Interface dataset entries
____________________
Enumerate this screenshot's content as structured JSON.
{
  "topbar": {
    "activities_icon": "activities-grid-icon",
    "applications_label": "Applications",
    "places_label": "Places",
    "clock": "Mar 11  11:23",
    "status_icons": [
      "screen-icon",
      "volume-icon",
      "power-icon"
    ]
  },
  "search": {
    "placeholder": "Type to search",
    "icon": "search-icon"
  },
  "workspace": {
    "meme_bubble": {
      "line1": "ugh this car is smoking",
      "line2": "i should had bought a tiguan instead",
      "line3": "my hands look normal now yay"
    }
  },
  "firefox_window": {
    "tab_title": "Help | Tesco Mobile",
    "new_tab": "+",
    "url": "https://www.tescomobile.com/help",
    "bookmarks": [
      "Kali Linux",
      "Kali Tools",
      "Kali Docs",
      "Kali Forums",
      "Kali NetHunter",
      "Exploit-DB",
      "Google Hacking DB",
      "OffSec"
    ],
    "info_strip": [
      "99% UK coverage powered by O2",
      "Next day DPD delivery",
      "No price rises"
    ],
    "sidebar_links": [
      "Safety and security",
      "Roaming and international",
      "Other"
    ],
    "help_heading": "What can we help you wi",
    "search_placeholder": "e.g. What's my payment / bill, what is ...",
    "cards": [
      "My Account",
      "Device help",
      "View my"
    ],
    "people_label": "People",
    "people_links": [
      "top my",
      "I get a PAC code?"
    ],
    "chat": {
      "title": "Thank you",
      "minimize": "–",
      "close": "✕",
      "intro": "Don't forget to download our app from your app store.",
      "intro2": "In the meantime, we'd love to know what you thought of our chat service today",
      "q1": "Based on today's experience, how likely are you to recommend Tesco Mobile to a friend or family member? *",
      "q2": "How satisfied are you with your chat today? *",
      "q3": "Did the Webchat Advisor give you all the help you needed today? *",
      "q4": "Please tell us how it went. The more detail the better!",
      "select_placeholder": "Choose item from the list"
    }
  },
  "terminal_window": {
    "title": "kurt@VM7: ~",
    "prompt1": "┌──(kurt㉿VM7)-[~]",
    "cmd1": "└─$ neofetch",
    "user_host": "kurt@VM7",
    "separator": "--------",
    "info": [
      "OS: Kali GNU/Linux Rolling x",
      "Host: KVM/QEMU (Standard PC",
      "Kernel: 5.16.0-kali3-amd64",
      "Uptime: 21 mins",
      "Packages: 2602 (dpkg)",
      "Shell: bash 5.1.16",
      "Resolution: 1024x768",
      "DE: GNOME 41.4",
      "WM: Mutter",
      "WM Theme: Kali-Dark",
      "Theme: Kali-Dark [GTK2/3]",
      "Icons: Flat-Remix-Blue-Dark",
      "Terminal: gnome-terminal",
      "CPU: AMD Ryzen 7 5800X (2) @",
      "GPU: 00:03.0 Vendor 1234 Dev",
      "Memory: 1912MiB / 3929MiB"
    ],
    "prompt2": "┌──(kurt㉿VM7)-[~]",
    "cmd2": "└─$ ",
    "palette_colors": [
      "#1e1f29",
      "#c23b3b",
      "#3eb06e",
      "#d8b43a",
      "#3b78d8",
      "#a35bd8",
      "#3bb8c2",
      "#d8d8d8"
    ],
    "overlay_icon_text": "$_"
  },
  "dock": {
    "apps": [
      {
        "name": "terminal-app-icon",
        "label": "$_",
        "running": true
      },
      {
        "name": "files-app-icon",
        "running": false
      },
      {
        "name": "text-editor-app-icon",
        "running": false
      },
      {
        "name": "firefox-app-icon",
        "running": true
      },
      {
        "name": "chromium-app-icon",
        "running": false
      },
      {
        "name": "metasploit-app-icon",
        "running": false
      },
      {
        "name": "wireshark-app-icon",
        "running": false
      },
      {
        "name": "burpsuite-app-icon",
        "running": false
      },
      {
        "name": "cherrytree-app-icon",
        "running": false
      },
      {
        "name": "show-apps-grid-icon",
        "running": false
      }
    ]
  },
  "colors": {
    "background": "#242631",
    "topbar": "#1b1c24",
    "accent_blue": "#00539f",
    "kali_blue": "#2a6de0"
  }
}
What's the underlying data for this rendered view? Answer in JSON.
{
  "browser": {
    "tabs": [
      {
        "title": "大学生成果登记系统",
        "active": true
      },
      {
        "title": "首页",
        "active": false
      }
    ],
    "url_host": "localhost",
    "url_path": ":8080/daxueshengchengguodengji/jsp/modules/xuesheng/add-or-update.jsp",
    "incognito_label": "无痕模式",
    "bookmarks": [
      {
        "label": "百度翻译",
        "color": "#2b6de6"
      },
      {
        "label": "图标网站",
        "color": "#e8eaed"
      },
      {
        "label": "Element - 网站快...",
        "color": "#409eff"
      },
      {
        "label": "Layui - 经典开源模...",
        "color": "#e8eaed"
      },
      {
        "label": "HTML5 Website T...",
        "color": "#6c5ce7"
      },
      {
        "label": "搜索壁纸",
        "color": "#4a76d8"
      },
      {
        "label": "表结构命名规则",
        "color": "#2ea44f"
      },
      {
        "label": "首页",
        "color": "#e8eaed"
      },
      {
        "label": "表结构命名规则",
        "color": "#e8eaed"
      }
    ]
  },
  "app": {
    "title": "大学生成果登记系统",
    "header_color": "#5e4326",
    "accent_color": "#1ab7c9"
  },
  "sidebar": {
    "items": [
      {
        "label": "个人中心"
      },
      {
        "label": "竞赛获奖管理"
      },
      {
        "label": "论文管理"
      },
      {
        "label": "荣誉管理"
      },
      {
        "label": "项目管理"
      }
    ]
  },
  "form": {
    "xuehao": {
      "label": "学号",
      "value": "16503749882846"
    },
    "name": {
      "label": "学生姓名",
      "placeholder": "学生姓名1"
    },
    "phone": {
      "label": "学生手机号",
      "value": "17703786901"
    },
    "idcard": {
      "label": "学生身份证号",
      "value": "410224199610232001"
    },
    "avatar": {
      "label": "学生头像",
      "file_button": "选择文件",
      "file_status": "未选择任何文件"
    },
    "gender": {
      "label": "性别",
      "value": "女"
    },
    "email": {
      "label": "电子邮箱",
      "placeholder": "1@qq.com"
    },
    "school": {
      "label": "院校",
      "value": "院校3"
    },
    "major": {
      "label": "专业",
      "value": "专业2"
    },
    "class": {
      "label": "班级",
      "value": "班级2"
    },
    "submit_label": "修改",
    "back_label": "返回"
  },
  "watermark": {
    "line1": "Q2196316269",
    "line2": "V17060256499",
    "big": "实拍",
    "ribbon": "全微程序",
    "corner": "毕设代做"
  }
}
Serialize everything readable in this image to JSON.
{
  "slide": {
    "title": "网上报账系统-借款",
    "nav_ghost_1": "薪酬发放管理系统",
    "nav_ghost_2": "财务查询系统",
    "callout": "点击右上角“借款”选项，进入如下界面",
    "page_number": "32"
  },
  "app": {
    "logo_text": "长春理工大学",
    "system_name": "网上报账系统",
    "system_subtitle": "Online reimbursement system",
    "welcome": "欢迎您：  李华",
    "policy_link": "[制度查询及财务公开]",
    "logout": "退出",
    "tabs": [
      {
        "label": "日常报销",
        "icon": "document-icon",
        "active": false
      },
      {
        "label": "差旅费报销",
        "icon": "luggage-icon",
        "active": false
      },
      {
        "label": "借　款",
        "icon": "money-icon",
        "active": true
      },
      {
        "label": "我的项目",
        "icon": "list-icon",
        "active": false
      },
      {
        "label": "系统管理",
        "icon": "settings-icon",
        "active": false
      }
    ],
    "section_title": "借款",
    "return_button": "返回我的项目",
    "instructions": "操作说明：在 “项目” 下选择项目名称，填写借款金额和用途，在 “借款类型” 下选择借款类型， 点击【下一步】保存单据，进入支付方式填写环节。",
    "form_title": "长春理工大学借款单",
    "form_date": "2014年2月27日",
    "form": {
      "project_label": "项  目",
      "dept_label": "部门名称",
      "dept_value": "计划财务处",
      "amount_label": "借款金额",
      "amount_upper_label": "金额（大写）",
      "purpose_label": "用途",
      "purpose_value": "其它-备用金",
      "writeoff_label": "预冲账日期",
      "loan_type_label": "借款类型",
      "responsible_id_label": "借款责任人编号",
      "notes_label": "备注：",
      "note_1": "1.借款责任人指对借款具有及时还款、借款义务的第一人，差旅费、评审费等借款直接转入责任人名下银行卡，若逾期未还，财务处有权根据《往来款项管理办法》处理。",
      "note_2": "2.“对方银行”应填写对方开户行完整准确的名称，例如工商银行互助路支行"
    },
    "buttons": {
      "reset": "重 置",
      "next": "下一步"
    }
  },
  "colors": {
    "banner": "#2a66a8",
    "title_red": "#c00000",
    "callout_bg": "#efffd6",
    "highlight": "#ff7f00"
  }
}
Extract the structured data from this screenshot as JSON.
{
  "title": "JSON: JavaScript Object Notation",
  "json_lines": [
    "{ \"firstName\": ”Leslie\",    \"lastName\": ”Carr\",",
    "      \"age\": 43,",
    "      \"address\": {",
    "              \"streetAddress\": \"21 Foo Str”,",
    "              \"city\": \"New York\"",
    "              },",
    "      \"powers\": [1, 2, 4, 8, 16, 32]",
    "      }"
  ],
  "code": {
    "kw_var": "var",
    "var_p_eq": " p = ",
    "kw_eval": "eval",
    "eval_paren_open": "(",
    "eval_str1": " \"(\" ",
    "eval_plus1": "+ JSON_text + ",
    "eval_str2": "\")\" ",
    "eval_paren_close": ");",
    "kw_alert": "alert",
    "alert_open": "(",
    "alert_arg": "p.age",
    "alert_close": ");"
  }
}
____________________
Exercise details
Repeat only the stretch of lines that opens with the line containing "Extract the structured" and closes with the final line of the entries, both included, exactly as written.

The answer
Extract the structured data from this screenshot as JSON.
{
  "title": "JSON: JavaScript Object Notation",
  "json_lines": [
    "{ \"firstName\": ”Leslie\",    \"lastName\": ”Carr\",",
    "      \"age\": 43,",
    "      \"address\": {",
    "              \"streetAddress\": \"21 Foo Str”,",
    "              \"city\": \"New York\"",
    "              },",
    "      \"powers\": [1, 2, 4, 8, 16, 32]",
    "      }"
  ],
  "code": {
    "kw_var": "var",
    "var_p_eq": " p = ",
    "kw_eval": "eval",
    "eval_paren_open": "(",
    "eval_str1": " \"(\" ",
    "eval_plus1": "+ JSON_text + ",
    "eval_str2": "\")\" ",
    "eval_paren_close": ");",
    "kw_alert": "alert",
    "alert_open": "(",
    "alert_arg": "p.age",
    "alert_close": ");"
  }
}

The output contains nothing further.